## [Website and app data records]
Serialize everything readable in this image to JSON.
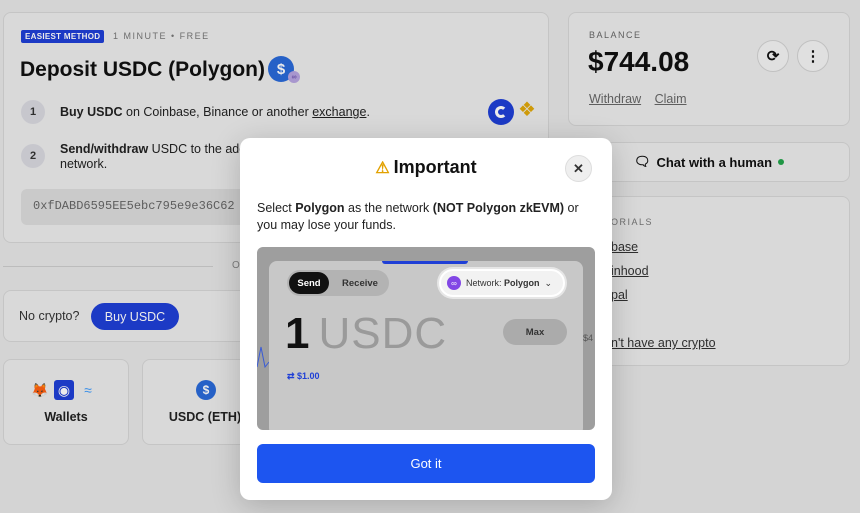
{
  "deposit": {
    "badge": "EASIEST METHOD",
    "meta": "1 MINUTE • FREE",
    "title": "Deposit USDC (Polygon)",
    "step1": {
      "num": "1",
      "bold": "Buy USDC",
      "text": " on Coinbase, Binance or another ",
      "link": "exchange",
      "end": "."
    },
    "step2": {
      "num": "2",
      "bold": "Send/withdraw",
      "text": " USDC to the add",
      "line2": "network."
    },
    "address": "0xfDABD6595EE5ebc795e9e36C62"
  },
  "balance": {
    "label": "BALANCE",
    "value": "$744.08",
    "withdraw": "Withdraw",
    "claim": "Claim",
    "refresh_icon": "refresh-icon",
    "more_icon": "more-icon"
  },
  "chat": {
    "label": "Chat with a human",
    "status_color": "#22a34a"
  },
  "tutorials": {
    "label": "ORIALS",
    "links": [
      "base",
      "inhood",
      "pal",
      "n't have any crypto"
    ]
  },
  "or_text": "O",
  "nocrypto": {
    "text": "No crypto?",
    "button": "Buy USDC"
  },
  "tiles": {
    "wallets": "Wallets",
    "usdc_eth": "USDC (ETH)"
  },
  "modal": {
    "title": "Important",
    "intro": "Select ",
    "net1": "Polygon",
    "mid": " as the network ",
    "net2": "(NOT Polygon zkEVM)",
    "tail": " or you may lose your funds.",
    "preview": {
      "send": "Send",
      "receive": "Receive",
      "network_prefix": "Network: ",
      "network": "Polygon",
      "amount_num": "1",
      "amount_unit": "USDC",
      "max": "Max",
      "usd": "⇄ $1.00",
      "side_text": "$4"
    },
    "button": "Got it"
  },
  "colors": {
    "accent": "#1f3fd6",
    "button_blue": "#1d55f0"
  }
}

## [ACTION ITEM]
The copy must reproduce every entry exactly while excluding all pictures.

## [RESPONSE TO THIS TASK]
Serialize everything readable in this image to JSON.
{
  "deposit": {
    "badge": "EASIEST METHOD",
    "meta": "1 MINUTE • FREE",
    "title": "Deposit USDC (Polygon)",
    "step1": {
      "num": "1",
      "bold": "Buy USDC",
      "text": " on Coinbase, Binance or another ",
      "link": "exchange",
      "end": "."
    },
    "step2": {
      "num": "2",
      "bold": "Send/withdraw",
      "text": " USDC to the add",
      "line2": "network."
    },
    "address": "0xfDABD6595EE5ebc795e9e36C62"
  },
  "balance": {
    "label": "BALANCE",
    "value": "$744.08",
    "withdraw": "Withdraw",
    "claim": "Claim",
    "refresh_icon": "refresh-icon",
    "more_icon": "more-icon"
  },
  "chat": {
    "label": "Chat with a human",
    "status_color": "#22a34a"
  },
  "tutorials": {
    "label": "ORIALS",
    "links": [
      "base",
      "inhood",
      "pal",
      "n't have any crypto"
    ]
  },
  "or_text": "O",
  "nocrypto": {
    "text": "No crypto?",
    "button": "Buy USDC"
  },
  "tiles": {
    "wallets": "Wallets",
    "usdc_eth": "USDC (ETH)"
  },
  "modal": {
    "title": "Important",
    "intro": "Select ",
    "net1": "Polygon",
    "mid": " as the network ",
    "net2": "(NOT Polygon zkEVM)",
    "tail": " or you may lose your funds.",
    "preview": {
      "send": "Send",
      "receive": "Receive",
      "network_prefix": "Network: ",
      "network": "Polygon",
      "amount_num": "1",
      "amount_unit": "USDC",
      "max": "Max",
      "usd": "⇄ $1.00",
      "side_text": "$4"
    },
    "button": "Got it"
  },
  "colors": {
    "accent": "#1f3fd6",
    "button_blue": "#1d55f0"
  }
}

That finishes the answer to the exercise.